Romney won the debate in no small part because he adopted a policy of simply lying about his policies. Probably the best way to understand Obama's listless performance is that he was prepared to debate the claims Romney has been making for the entire campaign, and Romney switched up and started making different and utterly bogus ones.
As did this one from Rolling Stone's Tim Dickinson:
Mitt Romney turned in a polished performance in last night's presidential debate – and revealed himself to be an accomplished and unapologetic liar. In an evening where he sought to slice and dice the president with statistics, Romney baldly misrepresented his own policy prescriptions, made up numbers to fit his attacks and buried clear contrasts with the president.
CNN's David Gergen, hardly a liberal, was thinking along the same lines as Chait, saying last night he thinks Obama was surprised that Romney was "flat out lying" during the debate. Plenty of others were thinking along the same lines.
Romney's critics should probably keep expectations low, but if this line of criticism starts to catch on, it could, in theory, step on the Republican's post-debate glow. In fact, the tactics that led to the win could even backfire, doing more harm than good.

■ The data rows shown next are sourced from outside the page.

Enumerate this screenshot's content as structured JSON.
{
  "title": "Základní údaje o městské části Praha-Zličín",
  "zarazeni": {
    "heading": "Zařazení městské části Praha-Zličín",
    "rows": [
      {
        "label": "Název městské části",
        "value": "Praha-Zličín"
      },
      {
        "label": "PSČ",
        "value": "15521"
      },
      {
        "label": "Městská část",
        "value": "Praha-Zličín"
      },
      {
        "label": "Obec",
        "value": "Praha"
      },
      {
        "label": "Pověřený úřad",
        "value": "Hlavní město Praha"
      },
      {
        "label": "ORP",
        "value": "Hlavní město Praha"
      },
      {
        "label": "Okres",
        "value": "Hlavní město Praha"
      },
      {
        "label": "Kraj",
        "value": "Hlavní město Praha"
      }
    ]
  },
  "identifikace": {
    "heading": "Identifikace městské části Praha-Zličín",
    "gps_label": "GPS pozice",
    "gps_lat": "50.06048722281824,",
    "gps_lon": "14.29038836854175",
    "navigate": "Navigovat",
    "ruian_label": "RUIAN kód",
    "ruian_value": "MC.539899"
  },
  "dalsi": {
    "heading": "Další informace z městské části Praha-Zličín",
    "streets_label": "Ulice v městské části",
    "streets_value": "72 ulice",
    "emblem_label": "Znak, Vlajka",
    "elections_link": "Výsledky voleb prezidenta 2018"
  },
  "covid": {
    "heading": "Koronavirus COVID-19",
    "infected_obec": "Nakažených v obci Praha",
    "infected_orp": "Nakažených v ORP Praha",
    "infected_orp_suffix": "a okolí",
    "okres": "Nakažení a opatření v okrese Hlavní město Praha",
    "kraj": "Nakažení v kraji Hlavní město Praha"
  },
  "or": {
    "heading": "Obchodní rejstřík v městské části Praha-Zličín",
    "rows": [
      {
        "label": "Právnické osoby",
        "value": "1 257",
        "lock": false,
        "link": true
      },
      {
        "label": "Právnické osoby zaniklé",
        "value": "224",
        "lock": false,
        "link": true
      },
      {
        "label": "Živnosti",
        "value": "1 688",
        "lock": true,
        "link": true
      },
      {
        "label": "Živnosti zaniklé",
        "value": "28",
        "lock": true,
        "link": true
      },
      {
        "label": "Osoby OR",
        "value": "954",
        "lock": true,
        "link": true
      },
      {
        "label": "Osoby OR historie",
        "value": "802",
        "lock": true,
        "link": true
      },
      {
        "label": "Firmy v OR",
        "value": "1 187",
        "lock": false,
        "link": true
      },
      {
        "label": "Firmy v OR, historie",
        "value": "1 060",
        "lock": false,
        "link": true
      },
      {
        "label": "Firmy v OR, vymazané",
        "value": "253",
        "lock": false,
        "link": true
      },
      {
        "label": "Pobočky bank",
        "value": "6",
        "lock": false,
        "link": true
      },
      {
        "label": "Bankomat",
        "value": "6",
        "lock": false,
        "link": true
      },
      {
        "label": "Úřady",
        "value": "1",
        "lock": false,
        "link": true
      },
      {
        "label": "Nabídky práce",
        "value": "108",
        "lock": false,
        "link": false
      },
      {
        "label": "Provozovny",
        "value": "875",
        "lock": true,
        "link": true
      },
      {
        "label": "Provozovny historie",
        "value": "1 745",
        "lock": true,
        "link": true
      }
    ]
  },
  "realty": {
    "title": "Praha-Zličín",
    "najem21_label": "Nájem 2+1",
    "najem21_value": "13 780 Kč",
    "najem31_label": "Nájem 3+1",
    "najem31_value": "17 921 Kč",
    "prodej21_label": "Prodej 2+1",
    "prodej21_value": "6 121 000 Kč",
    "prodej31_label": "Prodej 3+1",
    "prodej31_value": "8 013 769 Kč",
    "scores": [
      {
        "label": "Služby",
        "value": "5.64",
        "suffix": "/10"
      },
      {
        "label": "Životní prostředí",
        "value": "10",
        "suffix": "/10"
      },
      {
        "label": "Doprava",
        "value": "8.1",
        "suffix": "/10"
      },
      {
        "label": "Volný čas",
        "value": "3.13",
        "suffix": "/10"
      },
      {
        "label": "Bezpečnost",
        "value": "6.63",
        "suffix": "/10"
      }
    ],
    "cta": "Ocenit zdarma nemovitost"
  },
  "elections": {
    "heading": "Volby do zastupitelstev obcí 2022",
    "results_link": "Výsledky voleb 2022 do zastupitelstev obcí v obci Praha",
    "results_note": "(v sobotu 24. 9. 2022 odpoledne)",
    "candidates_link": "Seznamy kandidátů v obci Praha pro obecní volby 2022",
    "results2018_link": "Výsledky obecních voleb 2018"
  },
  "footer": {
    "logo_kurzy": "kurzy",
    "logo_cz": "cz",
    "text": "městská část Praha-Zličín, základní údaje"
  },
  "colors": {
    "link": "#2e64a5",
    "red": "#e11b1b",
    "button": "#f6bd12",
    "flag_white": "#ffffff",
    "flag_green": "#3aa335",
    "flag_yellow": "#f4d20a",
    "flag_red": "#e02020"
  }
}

As Jonathan Bernstein noted today, "Paul Ryan's convention speech wound up being covered mainly for its mendacity, and that became the story. It seems that there are at least as many factually challenged comments from Romney's debate performance as there were in Ryan's speech."
Yeah, maybe. But I suspect that far more people watched the debate than will ever pay much attention to the fact-checkers. If you're curious, here are 27 specific lies told by Romney during the debate.
Or check out this list of Romney's "whoppers" just about clean energy.
But will that really hurt him? America has been reality-challenged for years. We went through eight years of faith-based presidential policies during the Bush administration, and that still hasn't seemed to convince Americans that the truth, whether you like it or not, matters.
Creationists use the Gish Gallop because it works (and because they can't back up their beliefs with real evidence), and it certainly worked for Mitt Romney during the debate. Will most Americans care that it wasn't actually true? Or will we just believe what we want to believe?
I was furious with the media during the Republican National Convention, because we kept hearing widespread praise for the effectiveness of Paul Ryan's speech, rather than criticism for it being one lie after another.
Oh, media pundits generally recognized the lies (not on Fox, of course), but they didn't seem to think that was important. No, apparently it was a great speech, because the lies worked. And that was generally the reaction - the immediate reaction - to Mitt Romney's lies during the debate, too.
Shouldn't we be better than that? Shouldn't we expect our media to care about the truth? Shouldn't we care about the truth? Liars normally lie because the truth isn't on their side. And what does it say about us when style matters more than substance? What does it say about America when the Gish Gallop continues to work?
If you haven't had enough of this, here's a brief clip from The Young Turks:
Note that President Obama was not entirely honest, himself. I don't like that any better than Romney's lies. And I think it's a terrible tactic, too (if you're cynical enough to make that the critical point), because it makes it harder to criticize the Republicans.
But check out FactCheck.org, and don't just rely on the summary, which is misleading. They say that Obama's claim of Mitt Romney proposing a $5 trillion tax cut is not true. But the reason they say that is because Romney promises to offset those cuts and promises that he won't add to the deficit.
Of course, if you read further, you'll discover that Romney doesn't say how he'll do that and, indeed, that independent experts verify that he can't do what he says. The numbers just don't add up.
In reality, what Romney has promised would create a $5 trillion tax cut (over ten years) and would be heavily weighted towards cutting taxes on the wealthy,... unless you believe his vague promises that somehow that won't happen.
But few people are going to get that far into the details of it, and I guess that's one of our problems as a nation, isn't it?